"""

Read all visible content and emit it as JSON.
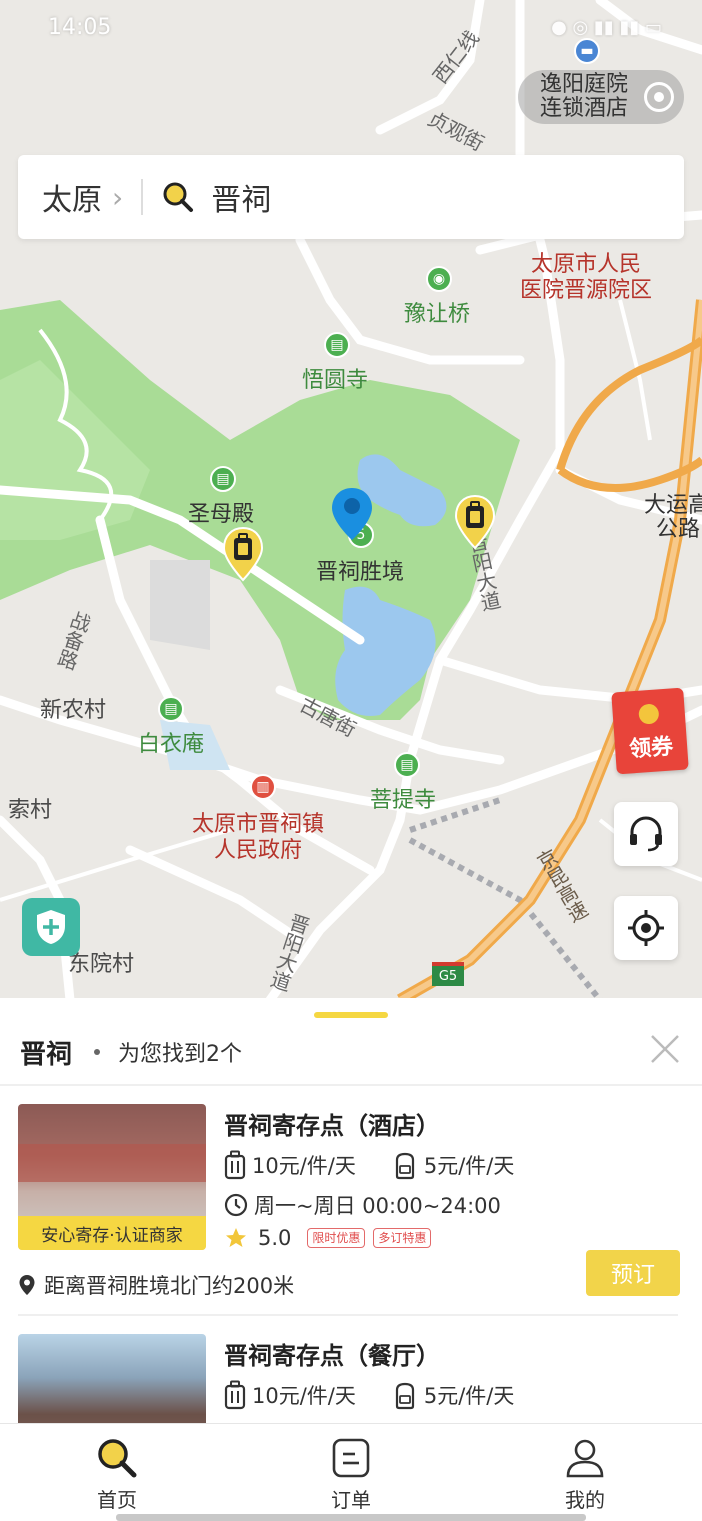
{
  "status_bar": {
    "time": "14:05"
  },
  "search": {
    "city": "太原",
    "query": "晋祠"
  },
  "map": {
    "hotel_chip": {
      "line1": "逸阳庭院",
      "line2": "连锁酒店"
    },
    "pois": {
      "xiren": "西仁线",
      "kanguan": "贞观街",
      "hospital_l1": "太原市人民",
      "hospital_l2": "医院晋源院区",
      "yurangqiao": "豫让桥",
      "wuyuansi": "悟圆寺",
      "shengmudian": "圣母殿",
      "jincishengjing": "晋祠胜境",
      "jinyang": "晋阳大道",
      "dayun_l1": "大运高",
      "dayun_l2": "公路",
      "zhanbeilu": "战备路",
      "xinnongcun": "新农村",
      "baiyian": "白衣庵",
      "gutangjie": "古唐街",
      "putisi": "菩提寺",
      "suocun": "索村",
      "gov_l1": "太原市晋祠镇",
      "gov_l2": "人民政府",
      "dongyuancun": "东院村",
      "jinyang2": "晋阳大道",
      "jingkun": "京昆高速",
      "g5": "G5"
    },
    "coupon_label": "领券"
  },
  "results": {
    "keyword": "晋祠",
    "found_text": "为您找到2个",
    "items": [
      {
        "title": "晋祠寄存点（酒店）",
        "price_large": "10元/件/天",
        "price_small": "5元/件/天",
        "hours": "周一~周日 00:00~24:00",
        "rating": "5.0",
        "tag1": "限时优惠",
        "tag2": "多订特惠",
        "badge": "安心寄存·认证商家",
        "distance": "距离晋祠胜境北门约200米",
        "book_label": "预订"
      },
      {
        "title": "晋祠寄存点（餐厅）",
        "price_large": "10元/件/天",
        "price_small": "5元/件/天"
      }
    ]
  },
  "tabs": [
    {
      "label": "首页",
      "icon": "search-icon"
    },
    {
      "label": "订单",
      "icon": "order-icon"
    },
    {
      "label": "我的",
      "icon": "user-icon"
    }
  ],
  "colors": {
    "accent": "#f5d742",
    "park": "#a8dc94",
    "water": "#9cc8ee",
    "highway": "#f0a94a"
  }
}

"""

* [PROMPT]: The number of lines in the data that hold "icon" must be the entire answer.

* [THE COMPLETED TASK]: 3